▸ YOUR ASSIGNMENT
Your job is to print the listing exactly.

=== Section Start ===

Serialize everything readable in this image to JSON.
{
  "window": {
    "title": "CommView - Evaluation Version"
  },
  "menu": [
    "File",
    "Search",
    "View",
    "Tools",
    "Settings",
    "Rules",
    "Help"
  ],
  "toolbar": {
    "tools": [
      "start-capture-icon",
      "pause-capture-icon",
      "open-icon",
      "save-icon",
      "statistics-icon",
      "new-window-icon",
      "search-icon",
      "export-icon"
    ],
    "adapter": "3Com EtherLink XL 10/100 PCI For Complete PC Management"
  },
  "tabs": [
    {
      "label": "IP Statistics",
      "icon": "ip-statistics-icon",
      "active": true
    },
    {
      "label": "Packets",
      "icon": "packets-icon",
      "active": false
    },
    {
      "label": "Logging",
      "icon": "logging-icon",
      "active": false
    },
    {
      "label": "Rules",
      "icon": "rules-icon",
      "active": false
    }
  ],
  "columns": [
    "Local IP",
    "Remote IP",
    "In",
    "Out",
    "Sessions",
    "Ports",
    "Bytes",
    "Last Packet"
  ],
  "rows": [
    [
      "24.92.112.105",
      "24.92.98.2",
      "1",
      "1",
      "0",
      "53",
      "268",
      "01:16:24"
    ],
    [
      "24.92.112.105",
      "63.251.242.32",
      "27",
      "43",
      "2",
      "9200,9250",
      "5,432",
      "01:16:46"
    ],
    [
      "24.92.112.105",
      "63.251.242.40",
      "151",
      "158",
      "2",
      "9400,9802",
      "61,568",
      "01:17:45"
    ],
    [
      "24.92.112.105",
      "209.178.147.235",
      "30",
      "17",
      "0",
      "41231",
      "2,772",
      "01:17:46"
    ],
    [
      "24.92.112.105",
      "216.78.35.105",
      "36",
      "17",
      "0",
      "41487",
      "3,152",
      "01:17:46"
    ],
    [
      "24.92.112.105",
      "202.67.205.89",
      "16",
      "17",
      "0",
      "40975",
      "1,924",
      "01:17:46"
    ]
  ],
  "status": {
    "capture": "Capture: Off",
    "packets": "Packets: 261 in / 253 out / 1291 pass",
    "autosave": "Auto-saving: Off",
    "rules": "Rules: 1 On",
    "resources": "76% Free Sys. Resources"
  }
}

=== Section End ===

▸ ANSWER BOX
Serialize everything readable in this image to JSON.
{
  "window": {
    "title": "CommView - Evaluation Version"
  },
  "menu": [
    "File",
    "Search",
    "View",
    "Tools",
    "Settings",
    "Rules",
    "Help"
  ],
  "toolbar": {
    "tools": [
      "start-capture-icon",
      "pause-capture-icon",
      "open-icon",
      "save-icon",
      "statistics-icon",
      "new-window-icon",
      "search-icon",
      "export-icon"
    ],
    "adapter": "3Com EtherLink XL 10/100 PCI For Complete PC Management"
  },
  "tabs": [
    {
      "label": "IP Statistics",
      "icon": "ip-statistics-icon",
      "active": true
    },
    {
      "label": "Packets",
      "icon": "packets-icon",
      "active": false
    },
    {
      "label": "Logging",
      "icon": "logging-icon",
      "active": false
    },
    {
      "label": "Rules",
      "icon": "rules-icon",
      "active": false
    }
  ],
  "columns": [
    "Local IP",
    "Remote IP",
    "In",
    "Out",
    "Sessions",
    "Ports",
    "Bytes",
    "Last Packet"
  ],
  "rows": [
    [
      "24.92.112.105",
      "24.92.98.2",
      "1",
      "1",
      "0",
      "53",
      "268",
      "01:16:24"
    ],
    [
      "24.92.112.105",
      "63.251.242.32",
      "27",
      "43",
      "2",
      "9200,9250",
      "5,432",
      "01:16:46"
    ],
    [
      "24.92.112.105",
      "63.251.242.40",
      "151",
      "158",
      "2",
      "9400,9802",
      "61,568",
      "01:17:45"
    ],
    [
      "24.92.112.105",
      "209.178.147.235",
      "30",
      "17",
      "0",
      "41231",
      "2,772",
      "01:17:46"
    ],
    [
      "24.92.112.105",
      "216.78.35.105",
      "36",
      "17",
      "0",
      "41487",
      "3,152",
      "01:17:46"
    ],
    [
      "24.92.112.105",
      "202.67.205.89",
      "16",
      "17",
      "0",
      "40975",
      "1,924",
      "01:17:46"
    ]
  ],
  "status": {
    "capture": "Capture: Off",
    "packets": "Packets: 261 in / 253 out / 1291 pass",
    "autosave": "Auto-saving: Off",
    "rules": "Rules: 1 On",
    "resources": "76% Free Sys. Resources"
  }
}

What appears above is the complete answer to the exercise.